**Problem requirements**
Send every record back word for word.

**Page and application data records**
______
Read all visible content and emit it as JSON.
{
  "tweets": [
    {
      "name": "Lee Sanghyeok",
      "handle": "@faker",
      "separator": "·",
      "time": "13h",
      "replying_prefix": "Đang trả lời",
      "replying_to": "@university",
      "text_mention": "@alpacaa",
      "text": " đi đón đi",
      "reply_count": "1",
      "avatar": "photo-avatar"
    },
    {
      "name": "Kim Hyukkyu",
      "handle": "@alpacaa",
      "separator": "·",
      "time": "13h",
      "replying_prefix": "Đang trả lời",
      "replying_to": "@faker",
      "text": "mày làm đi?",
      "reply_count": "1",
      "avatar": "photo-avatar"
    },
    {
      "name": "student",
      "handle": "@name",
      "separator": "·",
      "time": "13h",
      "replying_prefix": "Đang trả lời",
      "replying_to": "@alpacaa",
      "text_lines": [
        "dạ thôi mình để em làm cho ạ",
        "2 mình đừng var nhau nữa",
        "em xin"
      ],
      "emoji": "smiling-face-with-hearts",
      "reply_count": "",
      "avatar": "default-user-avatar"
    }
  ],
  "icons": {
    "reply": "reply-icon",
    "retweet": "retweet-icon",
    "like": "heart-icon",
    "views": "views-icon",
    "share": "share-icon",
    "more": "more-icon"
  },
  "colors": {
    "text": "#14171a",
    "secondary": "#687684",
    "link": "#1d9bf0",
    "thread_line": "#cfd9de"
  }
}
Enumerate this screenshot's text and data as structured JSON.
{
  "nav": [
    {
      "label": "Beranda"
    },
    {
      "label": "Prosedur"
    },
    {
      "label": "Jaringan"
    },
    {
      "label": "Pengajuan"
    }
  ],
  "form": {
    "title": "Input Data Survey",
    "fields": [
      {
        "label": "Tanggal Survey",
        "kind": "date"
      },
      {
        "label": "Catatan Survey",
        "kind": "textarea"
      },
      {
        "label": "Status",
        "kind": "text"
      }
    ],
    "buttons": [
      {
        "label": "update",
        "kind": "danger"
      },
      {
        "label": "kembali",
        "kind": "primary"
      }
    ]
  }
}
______
**Written response**
Read all visible content and emit it as JSON.
{
  "tweets": [
    {
      "name": "Lee Sanghyeok",
      "handle": "@faker",
      "separator": "·",
      "time": "13h",
      "replying_prefix": "Đang trả lời",
      "replying_to": "@university",
      "text_mention": "@alpacaa",
      "text": " đi đón đi",
      "reply_count": "1",
      "avatar": "photo-avatar"
    },
    {
      "name": "Kim Hyukkyu",
      "handle": "@alpacaa",
      "separator": "·",
      "time": "13h",
      "replying_prefix": "Đang trả lời",
      "replying_to": "@faker",
      "text": "mày làm đi?",
      "reply_count": "1",
      "avatar": "photo-avatar"
    },
    {
      "name": "student",
      "handle": "@name",
      "separator": "·",
      "time": "13h",
      "replying_prefix": "Đang trả lời",
      "replying_to": "@alpacaa",
      "text_lines": [
        "dạ thôi mình để em làm cho ạ",
        "2 mình đừng var nhau nữa",
        "em xin"
      ],
      "emoji": "smiling-face-with-hearts",
      "reply_count": "",
      "avatar": "default-user-avatar"
    }
  ],
  "icons": {
    "reply": "reply-icon",
    "retweet": "retweet-icon",
    "like": "heart-icon",
    "views": "views-icon",
    "share": "share-icon",
    "more": "more-icon"
  },
  "colors": {
    "text": "#14171a",
    "secondary": "#687684",
    "link": "#1d9bf0",
    "thread_line": "#cfd9de"
  }
}
Enumerate this screenshot's text and data as structured JSON.
{
  "nav": [
    {
      "label": "Beranda"
    },
    {
      "label": "Prosedur"
    },
    {
      "label": "Jaringan"
    },
    {
      "label": "Pengajuan"
    }
  ],
  "form": {
    "title": "Input Data Survey",
    "fields": [
      {
        "label": "Tanggal Survey",
        "kind": "date"
      },
      {
        "label": "Catatan Survey",
        "kind": "textarea"
      },
      {
        "label": "Status",
        "kind": "text"
      }
    ],
    "buttons": [
      {
        "label": "update",
        "kind": "danger"
      },
      {
        "label": "kembali",
        "kind": "primary"
      }
    ]
  }
}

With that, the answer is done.